When it comes to tire care, there is one aspect that counts more than any other: proper air pressure. It's the key to success. Of all the components that make up a tire's structure and contribute to tires operating as they were designed to, air is the most critical. Without sufficient air, a tire can fail, and its failure can be catastrophic in the short term, and costly in the long-term.
When air is confined to the inside of a tire, the assembly becomes a structural component to the vehicle as well as an operating element. The inflated tire becomes an extension of a truck's suspension. The sidewalls are designed to flex the casing to contain air and hold a particular shape when loaded to design capacities.
A properly inflated tire enables the tread to contact the pavement or ground in a certain way, and allow the proper amount of energy to be transferred from the powertrain, enabling vehicle movement.
When a tire is under-inflated, flexing of the sidewall increases. When inflation drops to about 20% of recommended levels, flexing becomes excessive. This unplanned movement creates unplanned friction between the metal strands and the encapsulating rubber. In time, the friction can generate internal heat in the tire's sidewall that is hot enough to melt rubber where internal components bond together.
You can demonstrate this by repeatedly flexing a paper clip. Bend it rapidly and it breaks. If you touch the point of fracture, you could burn yourself. The same things happen to tire cords in belts and sidewalls.
Have you ever looked at the strips of tire rubber along a highway? If you see wires, those are probably not recaps. These fragments are from treads that separated and were thrown because of under-inflation and heat build-up.
Less dramatic, but still costly in the long-run, are reductions in fuel economy and tread life caused by under-inflation.
How does your own fleet measure up when it comes to tire inflation? According to the Federal Motor Carrier Safety Administration, 7% of truck tires were under-inflated by 20 psi or more. Just as worrisome is that only 44% of all tires were within 5 psi of their target pressures.The cost of under-inflation

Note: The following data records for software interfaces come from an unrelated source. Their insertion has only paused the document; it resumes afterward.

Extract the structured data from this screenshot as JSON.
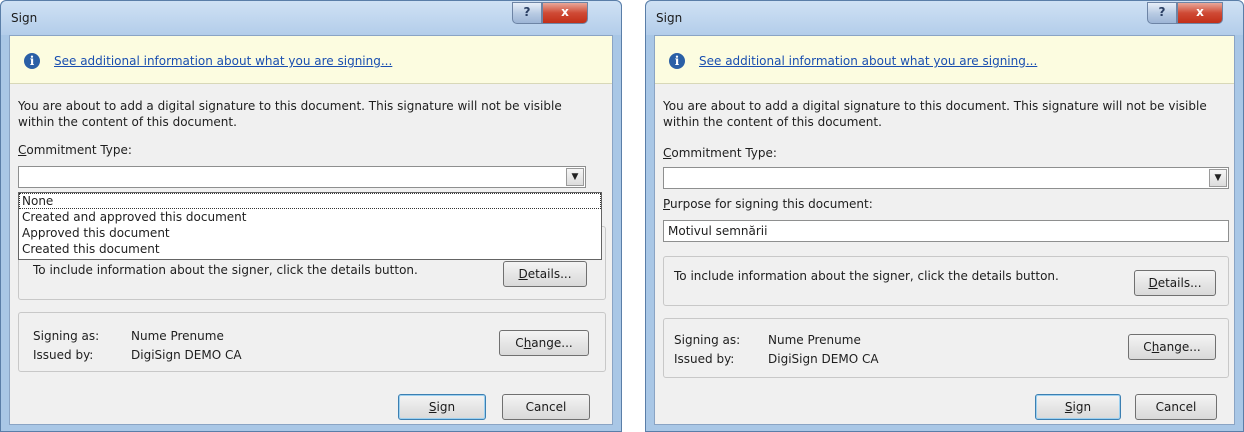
{
  "dialog_left": {
    "title": "Sign",
    "help_label": "?",
    "close_label": "x",
    "info_link": "See additional information about what you are signing...",
    "description": "You are about to add a digital signature to this document. This signature will not be visible within the content of this document.",
    "commitment_label_access": "C",
    "commitment_label_rest": "ommitment Type:",
    "commitment_value": "",
    "dropdown_options": [
      "None",
      "Created and approved this document",
      "Approved this document",
      "Created this document"
    ],
    "details_text": "To include information about the signer, click the details button.",
    "details_access": "D",
    "details_rest": "etails...",
    "signing_as_label": "Signing as:",
    "signing_as_value": "Nume Prenume",
    "issued_by_label": "Issued by:",
    "issued_by_value": "DigiSign DEMO CA",
    "change_pre": "C",
    "change_access": "h",
    "change_rest": "ange...",
    "sign_access": "S",
    "sign_rest": "ign",
    "cancel_label": "Cancel"
  },
  "dialog_right": {
    "title": "Sign",
    "help_label": "?",
    "close_label": "x",
    "info_link": "See additional information about what you are signing...",
    "description": "You are about to add a digital signature to this document. This signature will not be visible within the content of this document.",
    "commitment_label_access": "C",
    "commitment_label_rest": "ommitment Type:",
    "commitment_value": "",
    "purpose_access": "P",
    "purpose_rest": "urpose for signing this document:",
    "purpose_value": "Motivul semnării",
    "details_text": "To include information about the signer, click the details button.",
    "details_access": "D",
    "details_rest": "etails...",
    "signing_as_label": "Signing as:",
    "signing_as_value": "Nume Prenume",
    "issued_by_label": "Issued by:",
    "issued_by_value": "DigiSign DEMO CA",
    "change_pre": "C",
    "change_access": "h",
    "change_rest": "ange...",
    "sign_access": "S",
    "sign_rest": "ign",
    "cancel_label": "Cancel"
  },
  "colors": {
    "title_bar": "#b3cdea",
    "info_bar": "#fcfce0",
    "link": "#1a4fb0",
    "close_button": "#c22e17",
    "info_icon": "#2a5fa6"
  }
}
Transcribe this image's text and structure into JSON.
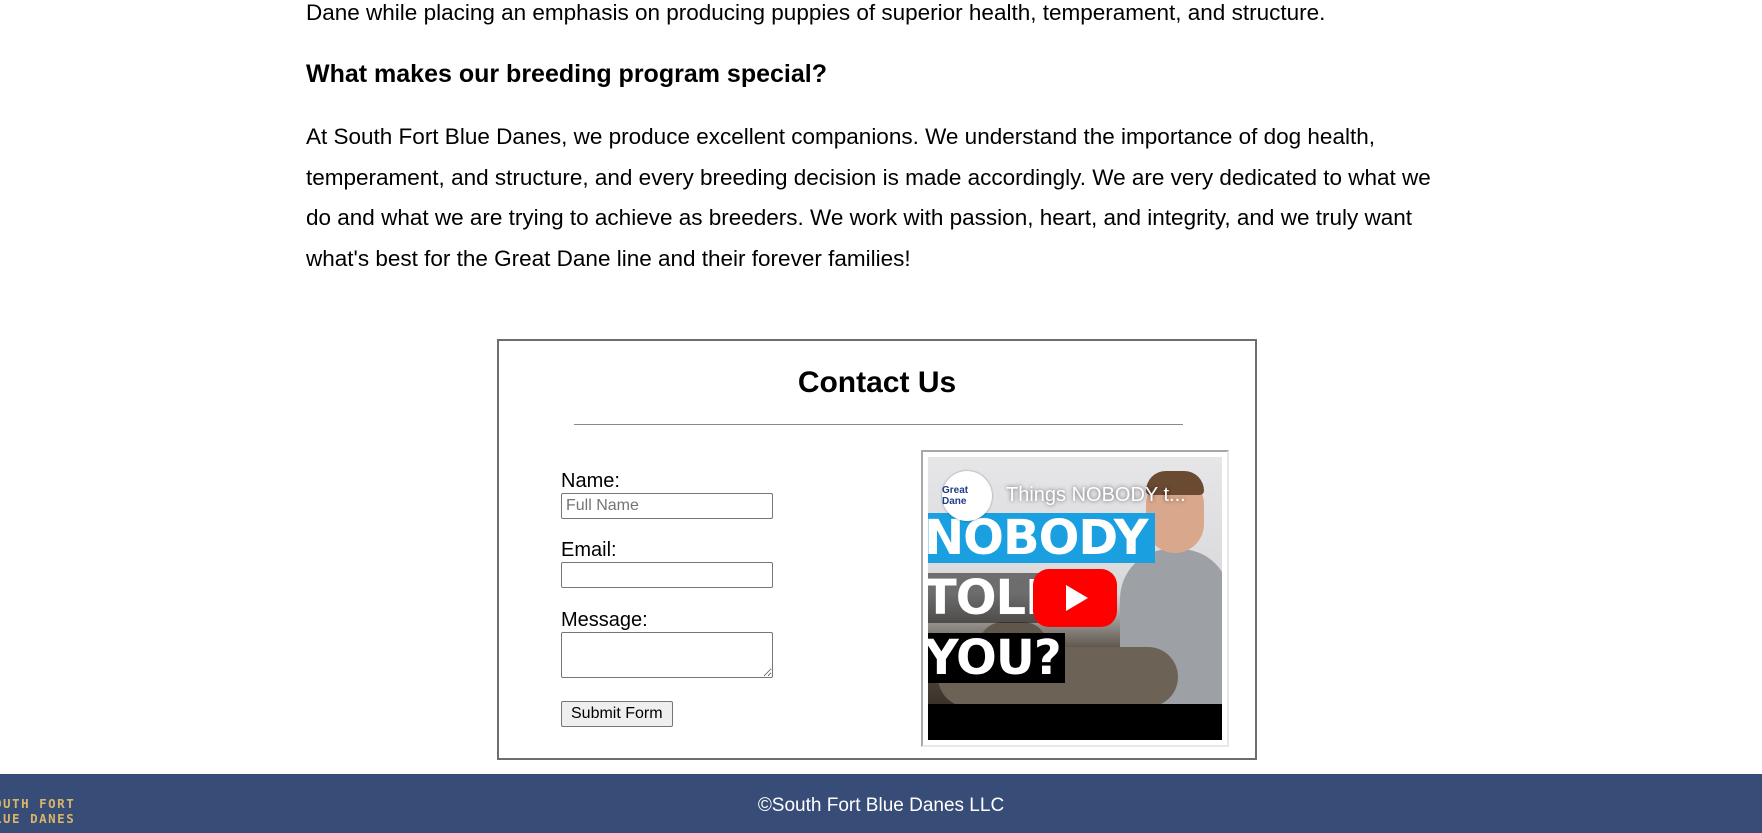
{
  "intro": {
    "line": "Dane while placing an emphasis on producing puppies of superior health, temperament, and structure."
  },
  "section": {
    "heading": "What makes our breeding program special?",
    "body": "At South Fort Blue Danes, we produce excellent companions. We understand the importance of dog health, temperament, and structure, and every breeding decision is made accordingly. We are very dedicated to what we do and what we are trying to achieve as breeders. We work with passion, heart, and integrity, and we truly want what's best for the Great Dane line and their forever families!"
  },
  "contact": {
    "title": "Contact Us",
    "name_label": "Name:",
    "name_placeholder": "Full Name",
    "name_value": "",
    "email_label": "Email:",
    "email_value": "",
    "message_label": "Message:",
    "message_value": "",
    "submit_label": "Submit Form"
  },
  "video": {
    "title": "Things NOBODY t...",
    "channel_logo_text": "Great Dane",
    "thumbnail_words": [
      "NOBODY",
      "TOLD",
      "YOU?"
    ],
    "play_icon": "play-icon",
    "play_color": "#ff0000"
  },
  "footer": {
    "logo_line1": "OUTH FORT",
    "logo_line2": "LUE DANES",
    "copyright": "©South Fort Blue Danes LLC",
    "background": "#374c77",
    "logo_color": "#d8b56a"
  }
}
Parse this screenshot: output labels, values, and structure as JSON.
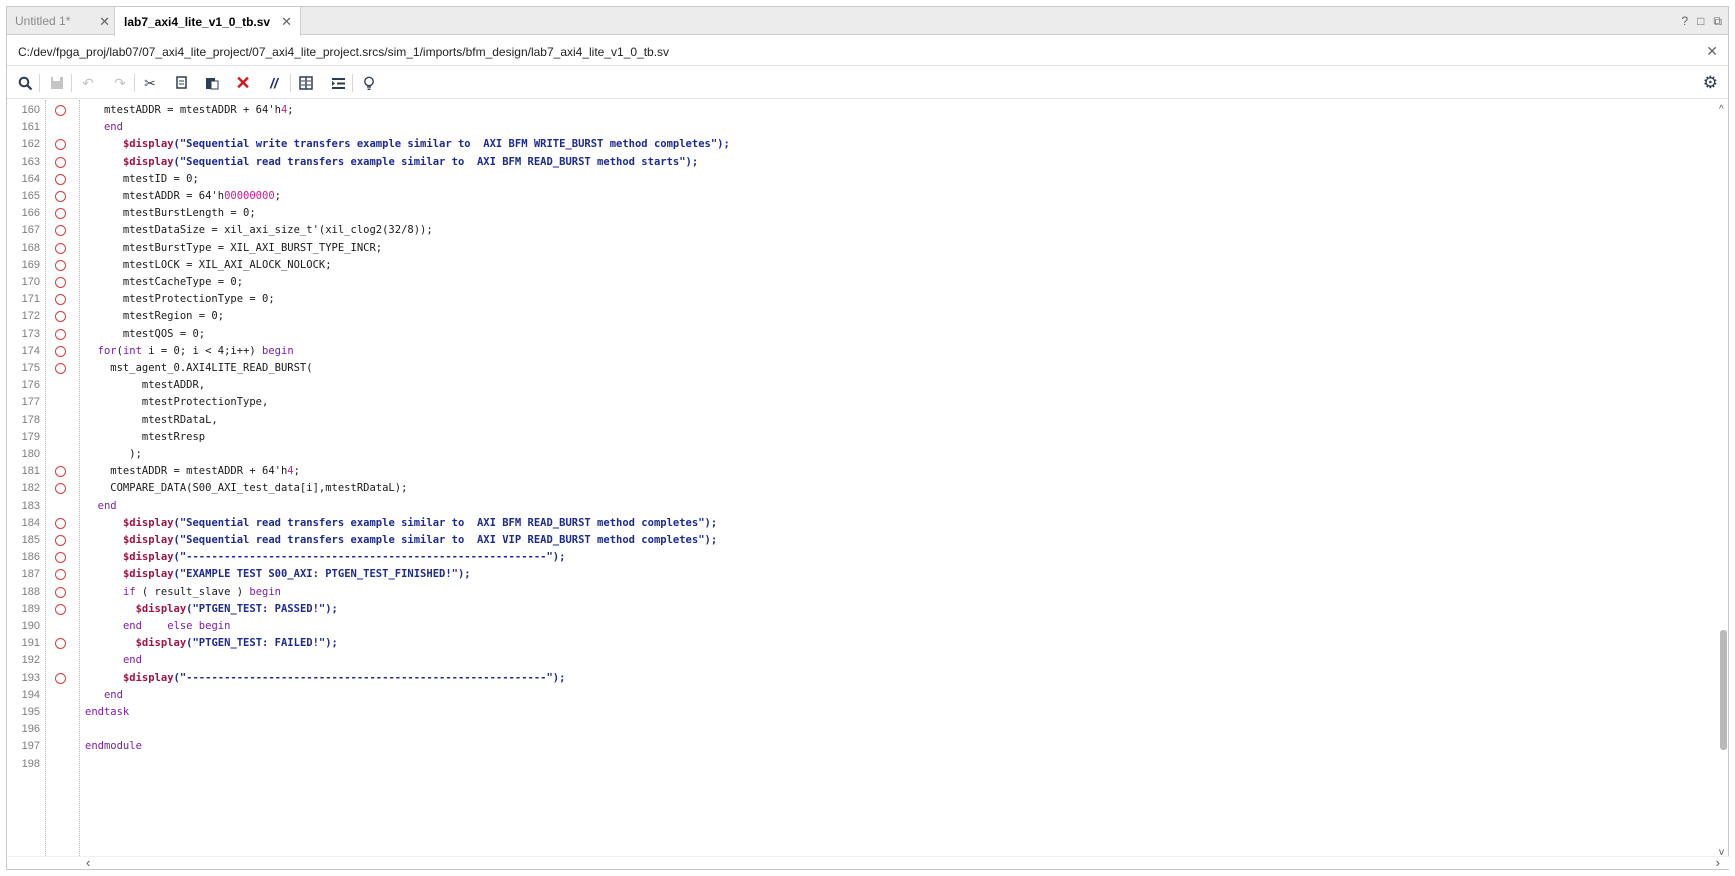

The smaller the fleet, the greater the likelihood the tire is under-inflated. According to the Technology and Maintenance Council's Recommended Practice RP235A, “Guidelines for Tire Pressure Maintenance,” under-inflation is responsible for about one road service call per truck per year. The group also estimates that improper inflation increases total operating costs by $600 to $800 per truck annually.